Consider expanding the eligibility for CCCAP to broader income levels. Currently, families qualify if they earn equal to or less than 185% of federal poverty guidelines ($45,991 for a family of 3) or less than 85% of the state’s median income ($48,399).
Childcare workers left the field at high rates and are not returning. With notoriously low margins in this industry, policymakers could consider more incentives to help expand the number of high quality of childcare facilities and consider offering incentives for more workers to enter those fields.
Invest in programs that create play and learning groups for Family, Friend and Neighbor (FFN) childcare providers to build community-based support and increase the supply of quality childcare. Washington State’s Fair Start for Kids Act provides resources for families with young children and childcare providers and also led to programs across the state to support FFN providers.[xxxviii]
COVID’s impact on Colorado’s women’s workforce has passed, but many of the same issues remain that characterized women’s labor before the pandemic.
Mothers face unique economic hurdles. Economic, social, and governmental structures are not set up to flexibly work around childcare at home or in service centers. Over time, career and lifelong earnings can degrade for mothers in ways not experienced by fathers.
Over half of Colorado’s population lives in a childcare desert. When available, costs often go several times beyond the 7% of income recommended by the U.S. government.
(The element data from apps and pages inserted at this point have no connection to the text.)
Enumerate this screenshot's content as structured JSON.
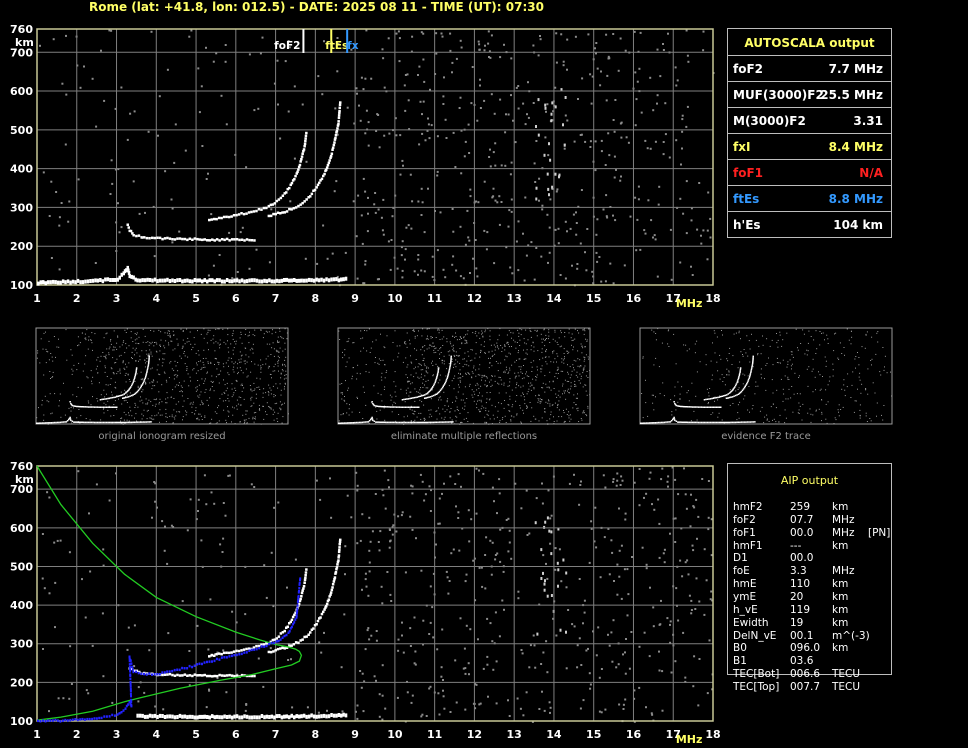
{
  "header": "Rome (lat: +41.8, lon: 012.5) - DATE: 2025 08 11 - TIME (UT): 07:30",
  "colors": {
    "background": "#000000",
    "grid": "#7f7f7f",
    "frame": "#c8c896",
    "trace": "#ffffff",
    "noise": "#8c8c8c",
    "label_yellow": "#ffff66",
    "label_red": "#ff2020",
    "label_blue": "#3399ff",
    "profile_green": "#22cc22",
    "fit_blue": "#2222ff"
  },
  "autoscala": {
    "title": "AUTOSCALA output",
    "rows": [
      {
        "name": "foF2",
        "value": "7.7 MHz",
        "color": "#ffffff"
      },
      {
        "name": "MUF(3000)F2",
        "value": "25.5 MHz",
        "color": "#ffffff"
      },
      {
        "name": "M(3000)F2",
        "value": "3.31",
        "color": "#ffffff"
      },
      {
        "name": "fxI",
        "value": "8.4 MHz",
        "color": "#ffff66"
      },
      {
        "name": "foF1",
        "value": "N/A",
        "color": "#ff2020"
      },
      {
        "name": "ftEs",
        "value": "8.8 MHz",
        "color": "#3399ff"
      },
      {
        "name": "h'Es",
        "value": "104    km",
        "color": "#ffffff"
      }
    ]
  },
  "aip": {
    "title": "AIP output",
    "rows": [
      {
        "name": "hmF2",
        "value": "259",
        "unit": "km",
        "extra": ""
      },
      {
        "name": "foF2",
        "value": "07.7",
        "unit": "MHz",
        "extra": ""
      },
      {
        "name": "foF1",
        "value": "00.0",
        "unit": "MHz",
        "extra": "[PN]"
      },
      {
        "name": "hmF1",
        "value": "---",
        "unit": "km",
        "extra": ""
      },
      {
        "name": "D1",
        "value": "00.0",
        "unit": "",
        "extra": ""
      },
      {
        "name": "foE",
        "value": "3.3",
        "unit": "MHz",
        "extra": ""
      },
      {
        "name": "hmE",
        "value": "110",
        "unit": "km",
        "extra": ""
      },
      {
        "name": "ymE",
        "value": "20",
        "unit": "km",
        "extra": ""
      },
      {
        "name": "h_vE",
        "value": "119",
        "unit": "km",
        "extra": ""
      },
      {
        "name": "Ewidth",
        "value": "19",
        "unit": "km",
        "extra": ""
      },
      {
        "name": "DelN_vE",
        "value": "00.1",
        "unit": "m^(-3)",
        "extra": ""
      },
      {
        "name": "B0",
        "value": "096.0",
        "unit": "km",
        "extra": ""
      },
      {
        "name": "B1",
        "value": "03.6",
        "unit": "",
        "extra": ""
      },
      {
        "name": "TEC[Bot]",
        "value": "006.6",
        "unit": "TECU",
        "extra": ""
      },
      {
        "name": "TEC[Top]",
        "value": "007.7",
        "unit": "TECU",
        "extra": ""
      }
    ]
  },
  "thumbnails": [
    {
      "caption": "original ionogram resized"
    },
    {
      "caption": "eliminate multiple reflections"
    },
    {
      "caption": "evidence F2 trace"
    }
  ],
  "chart_data": [
    {
      "type": "scatter",
      "title": "",
      "xlabel": "MHz",
      "ylabel": "km",
      "xlim": [
        1,
        18
      ],
      "ylim": [
        100,
        760
      ],
      "xticks": [
        1,
        2,
        3,
        4,
        5,
        6,
        7,
        8,
        9,
        10,
        11,
        12,
        13,
        14,
        15,
        16,
        17,
        18
      ],
      "yticks": [
        100,
        200,
        300,
        400,
        500,
        600,
        700,
        760
      ],
      "grid": true,
      "markers": [
        {
          "label": "foF2",
          "freq": 7.7,
          "color": "#ffffff"
        },
        {
          "label": "ftEs",
          "freq": 8.4,
          "color": "#ffff66"
        },
        {
          "label": "fx",
          "freq": 8.8,
          "color": "#3399ff"
        }
      ],
      "series": [
        {
          "role": "Es_trace",
          "color": "#ffffff",
          "x": [
            1.0,
            1.5,
            2.0,
            2.5,
            3.0,
            3.15,
            3.25,
            3.3,
            3.5,
            4.0,
            5.0,
            6.0,
            7.0,
            7.5,
            8.0,
            8.5,
            8.8
          ],
          "y": [
            110,
            112,
            114,
            116,
            120,
            135,
            150,
            130,
            118,
            117,
            116,
            116,
            116,
            117,
            118,
            119,
            120
          ]
        },
        {
          "role": "E_trace",
          "color": "#ffffff",
          "x": [
            3.25,
            3.3,
            3.4,
            3.6,
            3.8,
            4.0,
            4.5,
            5.0,
            5.5,
            6.0,
            6.5
          ],
          "y": [
            258,
            245,
            232,
            227,
            225,
            224,
            222,
            221,
            220,
            220,
            220
          ]
        },
        {
          "role": "F2_o_trace",
          "color": "#ffffff",
          "x": [
            5.3,
            5.8,
            6.3,
            6.8,
            7.0,
            7.2,
            7.35,
            7.5,
            7.6,
            7.7,
            7.75
          ],
          "y": [
            272,
            280,
            290,
            305,
            318,
            338,
            360,
            390,
            420,
            460,
            500
          ]
        },
        {
          "role": "F2_x_trace",
          "color": "#ffffff",
          "x": [
            6.8,
            7.2,
            7.6,
            7.8,
            8.0,
            8.2,
            8.35,
            8.45,
            8.55,
            8.6
          ],
          "y": [
            282,
            292,
            310,
            328,
            355,
            390,
            430,
            470,
            520,
            580
          ]
        }
      ]
    },
    {
      "type": "scatter",
      "title": "",
      "xlabel": "MHz",
      "ylabel": "km",
      "xlim": [
        1,
        18
      ],
      "ylim": [
        100,
        760
      ],
      "xticks": [
        1,
        2,
        3,
        4,
        5,
        6,
        7,
        8,
        9,
        10,
        11,
        12,
        13,
        14,
        15,
        16,
        17,
        18
      ],
      "yticks": [
        100,
        200,
        300,
        400,
        500,
        600,
        700,
        760
      ],
      "grid": true,
      "series": [
        {
          "role": "Es_trace",
          "color": "#ffffff",
          "x": [
            3.5,
            4.0,
            5.0,
            6.0,
            7.0,
            7.5,
            8.0,
            8.5,
            8.8
          ],
          "y": [
            118,
            117,
            116,
            116,
            116,
            117,
            118,
            119,
            120
          ]
        },
        {
          "role": "E_trace",
          "color": "#ffffff",
          "x": [
            3.3,
            3.6,
            4.0,
            4.5,
            5.0,
            5.5,
            6.0,
            6.5
          ],
          "y": [
            240,
            226,
            224,
            222,
            221,
            220,
            220,
            220
          ]
        },
        {
          "role": "F2_o_trace",
          "color": "#ffffff",
          "x": [
            5.3,
            5.8,
            6.3,
            6.8,
            7.0,
            7.2,
            7.35,
            7.5,
            7.6,
            7.7,
            7.75
          ],
          "y": [
            272,
            280,
            290,
            305,
            318,
            338,
            360,
            390,
            420,
            460,
            500
          ]
        },
        {
          "role": "F2_x_trace",
          "color": "#ffffff",
          "x": [
            6.8,
            7.2,
            7.6,
            7.8,
            8.0,
            8.2,
            8.35,
            8.45,
            8.55,
            8.6
          ],
          "y": [
            282,
            292,
            310,
            328,
            355,
            390,
            430,
            470,
            520,
            580
          ]
        },
        {
          "role": "profile",
          "color": "#22cc22",
          "x": [
            1.0,
            1.6,
            2.4,
            3.2,
            4.0,
            5.0,
            6.0,
            6.6,
            7.0,
            7.3,
            7.5,
            7.6,
            7.65,
            7.6,
            7.4,
            7.0,
            6.4,
            5.6,
            4.6,
            3.6,
            3.2,
            2.4,
            1.6,
            1.0
          ],
          "y": [
            760,
            660,
            560,
            480,
            420,
            370,
            330,
            310,
            298,
            292,
            286,
            280,
            270,
            255,
            245,
            235,
            220,
            205,
            185,
            160,
            150,
            125,
            110,
            102
          ]
        },
        {
          "role": "fitted_trace",
          "color": "#2222ff",
          "x": [
            1.0,
            2.0,
            2.6,
            3.0,
            3.2,
            3.3,
            3.35,
            3.3,
            3.4,
            3.6,
            4.0,
            4.5,
            5.0,
            5.5,
            6.0,
            6.5,
            7.0,
            7.3,
            7.5,
            7.6
          ],
          "y": [
            102,
            106,
            112,
            120,
            135,
            150,
            140,
            270,
            232,
            226,
            224,
            235,
            248,
            262,
            275,
            290,
            308,
            330,
            370,
            480
          ]
        }
      ]
    }
  ]
}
If public and private leaders want to address the longstanding issues with women’s and particularly mothers’ economic vibrancy and workforce participation, they will require hard conversation about where and how they offer help. These will range from boosting childcare access and affordability to increasing workplace flexibility.